“Vaccine development has been facilitated by the observation that all major genotypes of HEV in humans belong to the same serotype,” the researchers wrote.
“Two recombinant hepatitis E vaccines developed from HEV genotype 1 by GlaxoSmithKline and Ziamen Innovax Biotech have had short-term efficacy in clinical trials. The latter vaccine, with the commercial name of Hecolin, has been in use in China since 2012. However, the long-term efficacy of this hepatitis E vaccine has not yet been determined.”
Researchers randomly assigned 56,302 healthy adults to the HEV vaccine group in which they received three doses of Hecolin (Xiamen Innovax Biotech) at baseline, 1 month and 6 months. An additional 56,302 healthy adults were assigned to a control group in which they received a hepatitis B vaccine in three doses at the same time as the vaccine group. The patients were followed for 19 months and in an extended follow-up study, follow-up continued for up to 4.5 years.
After 19 months of the study, data analyses completed by researchers led to the licensure of Hecolin in China for protection against HEV, according to the research.
During the 4.5-year extended follow-up study period, 60 cases of HEV developed among the cohorts, including 23 from the initial study and 37 in the extended study. Seven cases developed in the HEV vaccine group, whereas 53 developed in the control group. The cumulative incidence rate of HEV was lower in the vaccine group compared with the control group (P < .001). In the seven patients who received the vaccine and still developed HEV, three had received all three doses, one patient received two doses and three had received only one, according to the research.
HEV vaccine efficacy was 86.8% according to the modified intention-to-treat analysis, 85.1% in the intention-to-treat analysis and 93.3% in the per-protocol analysis.
In the vaccine group, 5,567 patients were tested for immunogenicity and 52% were seronegative at baseline. Of these patients, 99.9% underwent seroconversion after vaccination and 87% of these were seronegative at baseline and received all three doses of the HEV vaccine. These patients maintained seropositive through 4.5 years of follow-up.
Vaccine efficacy did not appear to wane over time and no concerns about the safety of the vaccine were observed or reported.
“Immunization with the hepatitis vaccine we tested induced a sustained level of antibodies and protection against hepatitis E for up to 4.5 years,” the researchers concluded.

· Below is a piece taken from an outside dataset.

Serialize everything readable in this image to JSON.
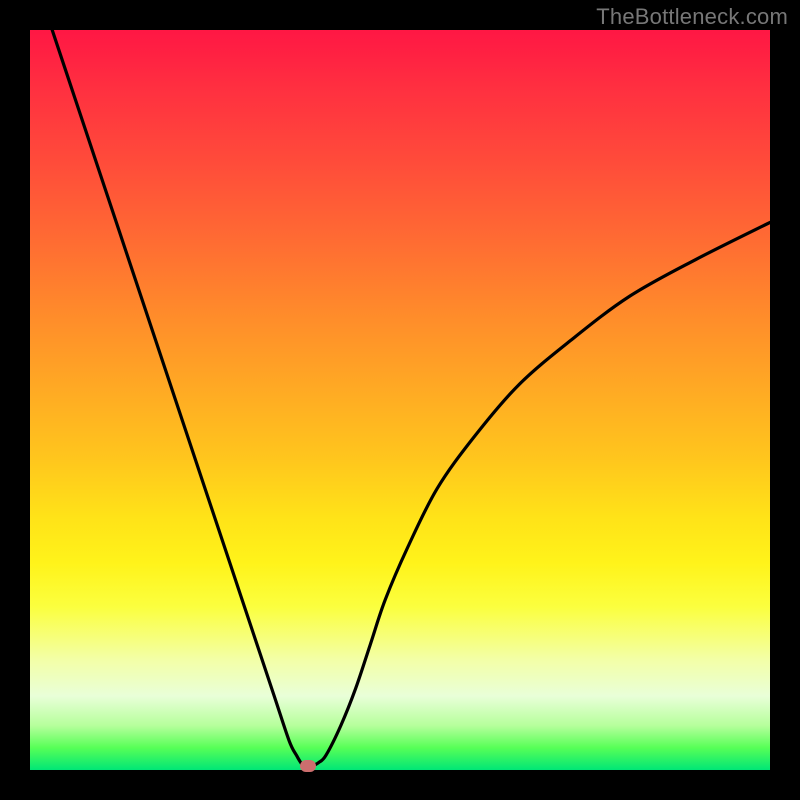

Disclosure: The study was funded through grants from the Chinese Ministry of Science and Technology National Major Scientific and Technological Special Project, National Natural Science Foundation of China, National High-tech Research and Development Program and Jiangsu Science and Technology Support Program.